Corbyn will have some advantages. He will not let Osborne’s deficit fetishism go unchallenged. But that challenge will only work if the alternative policy is solid and simple: I agree with the authors that this must involve balance on the current deficit (although within the context of a flexible rule). What he must not do is provide material for his opponents, which I’m afraid is exactly what Corbyns QE did.
Focusing on the current balance will allow for a large increase in public investment, which again can be spun very simply: Labour, unlike the Conservatives, invests in our future. (It is not afraid to borrow to do so, just like every successful firm.) Corbyn, and the team he selects, may not want to call it spin, but if they do not match their opponent’s ability in this area they will lose.
  • the rich get richer

    Didn’t somebody once say

    “A week is a long time in politics”

  • The policies had nothing to do with how the Conservatives won.

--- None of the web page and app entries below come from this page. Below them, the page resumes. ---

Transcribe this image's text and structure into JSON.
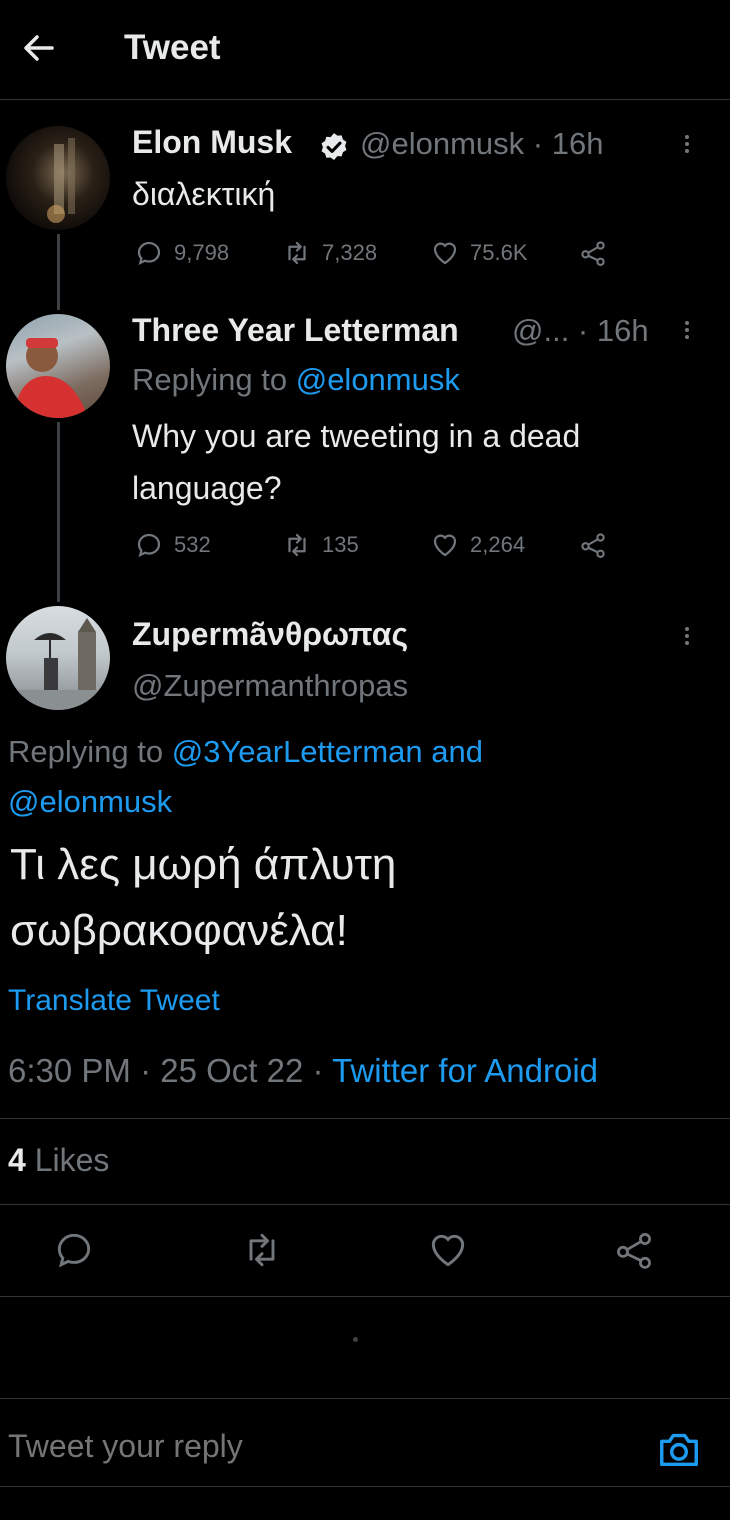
{
  "header": {
    "title": "Tweet"
  },
  "tweets": [
    {
      "name": "Elon Musk",
      "handle": "@elonmusk",
      "time": "16h",
      "text": "διαλεκτική",
      "replies": "9,798",
      "retweets": "7,328",
      "likes": "75.6K"
    },
    {
      "name": "Three Year Letterman",
      "handle": "@...",
      "time": "16h",
      "replying_prefix": "Replying to",
      "replying_to": "@elonmusk",
      "text_line1": "Why you are tweeting in a dead",
      "text_line2": "language?",
      "replies": "532",
      "retweets": "135",
      "likes": "2,264"
    }
  ],
  "main_tweet": {
    "name": "Zupermãνθρωπας",
    "handle": "@Zupermanthropas",
    "replying_prefix": "Replying to",
    "replying_to_line1": "@3YearLetterman and",
    "replying_to_line2": "@elonmusk",
    "text_line1": "Τι λες μωρή άπλυτη",
    "text_line2": "σωβρακοφανέλα!",
    "translate": "Translate Tweet",
    "time": "6:30 PM",
    "date": "25 Oct 22",
    "source": "Twitter for Android",
    "likes_count": "4",
    "likes_label": "Likes"
  },
  "reply_box": {
    "placeholder": "Tweet your reply"
  },
  "colors": {
    "accent": "#1d9bf0",
    "muted": "#71767b",
    "background": "#000000"
  }
}
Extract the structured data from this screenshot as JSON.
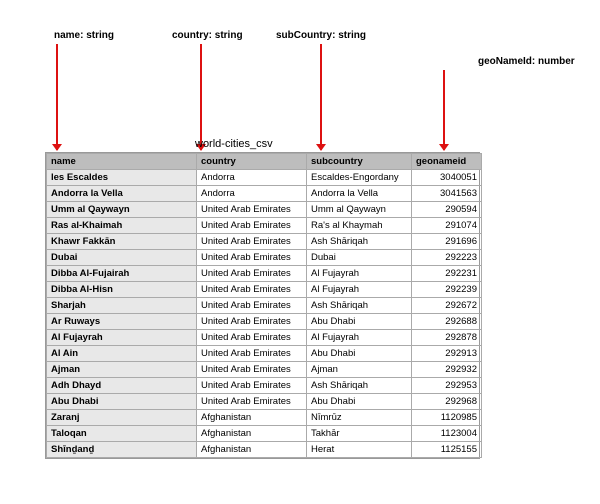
{
  "annotations": {
    "name": "name: string",
    "country": "country: string",
    "subCountry": "subCountry: string",
    "geoNameId": "geoNameId: number"
  },
  "tableTitle": "world-cities_csv",
  "columns": [
    "name",
    "country",
    "subcountry",
    "geonameid"
  ],
  "rows": [
    {
      "name": "les Escaldes",
      "country": "Andorra",
      "subcountry": "Escaldes-Engordany",
      "geonameid": 3040051
    },
    {
      "name": "Andorra la Vella",
      "country": "Andorra",
      "subcountry": "Andorra la Vella",
      "geonameid": 3041563
    },
    {
      "name": "Umm al Qaywayn",
      "country": "United Arab Emirates",
      "subcountry": "Umm al Qaywayn",
      "geonameid": 290594
    },
    {
      "name": "Ras al-Khaimah",
      "country": "United Arab Emirates",
      "subcountry": "Ra's al Khaymah",
      "geonameid": 291074
    },
    {
      "name": "Khawr Fakkān",
      "country": "United Arab Emirates",
      "subcountry": "Ash Shāriqah",
      "geonameid": 291696
    },
    {
      "name": "Dubai",
      "country": "United Arab Emirates",
      "subcountry": "Dubai",
      "geonameid": 292223
    },
    {
      "name": "Dibba Al-Fujairah",
      "country": "United Arab Emirates",
      "subcountry": "Al Fujayrah",
      "geonameid": 292231
    },
    {
      "name": "Dibba Al-Hisn",
      "country": "United Arab Emirates",
      "subcountry": "Al Fujayrah",
      "geonameid": 292239
    },
    {
      "name": "Sharjah",
      "country": "United Arab Emirates",
      "subcountry": "Ash Shāriqah",
      "geonameid": 292672
    },
    {
      "name": "Ar Ruways",
      "country": "United Arab Emirates",
      "subcountry": "Abu Dhabi",
      "geonameid": 292688
    },
    {
      "name": "Al Fujayrah",
      "country": "United Arab Emirates",
      "subcountry": "Al Fujayrah",
      "geonameid": 292878
    },
    {
      "name": "Al Ain",
      "country": "United Arab Emirates",
      "subcountry": "Abu Dhabi",
      "geonameid": 292913
    },
    {
      "name": "Ajman",
      "country": "United Arab Emirates",
      "subcountry": "Ajman",
      "geonameid": 292932
    },
    {
      "name": "Adh Dhayd",
      "country": "United Arab Emirates",
      "subcountry": "Ash Shāriqah",
      "geonameid": 292953
    },
    {
      "name": "Abu Dhabi",
      "country": "United Arab Emirates",
      "subcountry": "Abu Dhabi",
      "geonameid": 292968
    },
    {
      "name": "Zaranj",
      "country": "Afghanistan",
      "subcountry": "Nīmrūz",
      "geonameid": 1120985
    },
    {
      "name": "Taloqan",
      "country": "Afghanistan",
      "subcountry": "Takhār",
      "geonameid": 1123004
    },
    {
      "name": "Shīnḏanḏ",
      "country": "Afghanistan",
      "subcountry": "Herat",
      "geonameid": 1125155
    }
  ]
}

It was their team working 80 marginal constituencies as explained in this Conservative Home article: The computers that crashed. And the campaign that didn’t. The story of the Tory stealth operation that outwitted Labour last month.

    Forget policy debates, it is on the ground campaigning that wins elections.

  • chrisjones2

    Yeah it wasn’t Labours economic incompetence or Eds image that did it. It was evil Tory Tactics. The Party is fine. Honest guv. We have no problems. Jez will fix it

  • chrisjones2

    ” it is on the ground campaigning that wins elections.”

    perhaps true in the 1920s where Labour is heading. The 21st Century needs a more sophisticated approach

  • 23×7

    If a PR man and a former towel folder can become viewed as being economically competent I think Corbyn shouldn’t have a problem.

  • mickfealty

    Nope. David is right, at least in part. Policies are mood music, not what wins. The increasing complexity of the electorate means representatives/parties need more rather than less presence on the ground. All these joiners are no use unless they are also workers.

    That’s why no one should take the Greens/UKIP surge for granted as they filter into local government.

  • chrisjones2

    I dont dispute that – the question is how much of the ground is physical and how much electronic these days , especially with young voters

  • SeaanUiNeill

    Chris, a bit more explanatory unpacking, please! Just what are you attempting to say with this repeated “the 1920s where Labour is heading” quip? Nationalisation was very much a post war phenomena, and some of what Corbyn is suggesting as policy actually flags serious Conservatism from Disraeli to Heath just as much as Socialism old Labour style.

    So why exactly the “1920s”?

  • MainlandUlsterman

    Wren-Lewis is spot on again. Labour lost it in that period around 2013, when the economic indicators finally started showing signs of recovery. They needed to be right on top of that with a narrative. “Three lost years” wouldn’t have been a bad slogan to drum in. But they didn’t. Instead, they acted as if they had been proven wrong. They lost their nerve.

    They seemed to think they needed another narrative, which they then struggled to find. It had been staring them in the face the whole time: Tory economic incompetence that delayed and stunted the recovery; and all done because of Tory ideology about cutting the state, not because it was an economically sound thing to do.

    Someone in Labour decided they couldn’t challenge the Tories on the economy after 2013 when things were improving. But while GDP was improving overall because the South East was doing well, for most people things were still a struggle. So the calculation that the argument would fall flat was quite wrong. They just needed to make it firmly, consistently, with passion. It should not have been a shock to anyone to hear Ed M refusing to apologise for Labour spending in the election debate. Those Yorkshire gasps were the fruit of 5 years of media brain-washing among some not very inquisitive minds in the audience.

    Of course a lot of the damage was done in 2010 with the “Labour’s mess” nonsense. The public isn’t thick, but it can only decide on what is presented before it. Labour absented the stage on the one main issue of the day: “it’s the economy, stupid.”